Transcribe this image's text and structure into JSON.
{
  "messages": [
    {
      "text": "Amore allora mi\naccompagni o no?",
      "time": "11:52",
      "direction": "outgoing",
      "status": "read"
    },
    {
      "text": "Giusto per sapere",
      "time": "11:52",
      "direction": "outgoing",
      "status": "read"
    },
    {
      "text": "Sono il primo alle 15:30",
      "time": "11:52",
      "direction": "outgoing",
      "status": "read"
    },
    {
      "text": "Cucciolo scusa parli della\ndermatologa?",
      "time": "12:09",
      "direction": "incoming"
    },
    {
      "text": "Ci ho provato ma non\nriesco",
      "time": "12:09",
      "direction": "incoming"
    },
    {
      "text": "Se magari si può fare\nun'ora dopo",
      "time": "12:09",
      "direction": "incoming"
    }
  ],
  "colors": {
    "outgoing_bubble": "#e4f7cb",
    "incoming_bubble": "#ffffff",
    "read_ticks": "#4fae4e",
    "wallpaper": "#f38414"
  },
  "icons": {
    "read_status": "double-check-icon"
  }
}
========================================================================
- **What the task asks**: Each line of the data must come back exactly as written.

- **Answer**:
Transcribe this image's text and structure into JSON.
{
  "messages": [
    {
      "text": "Amore allora mi\naccompagni o no?",
      "time": "11:52",
      "direction": "outgoing",
      "status": "read"
    },
    {
      "text": "Giusto per sapere",
      "time": "11:52",
      "direction": "outgoing",
      "status": "read"
    },
    {
      "text": "Sono il primo alle 15:30",
      "time": "11:52",
      "direction": "outgoing",
      "status": "read"
    },
    {
      "text": "Cucciolo scusa parli della\ndermatologa?",
      "time": "12:09",
      "direction": "incoming"
    },
    {
      "text": "Ci ho provato ma non\nriesco",
      "time": "12:09",
      "direction": "incoming"
    },
    {
      "text": "Se magari si può fare\nun'ora dopo",
      "time": "12:09",
      "direction": "incoming"
    }
  ],
  "colors": {
    "outgoing_bubble": "#e4f7cb",
    "incoming_bubble": "#ffffff",
    "read_ticks": "#4fae4e",
    "wallpaper": "#f38414"
  },
  "icons": {
    "read_status": "double-check-icon"
  }
}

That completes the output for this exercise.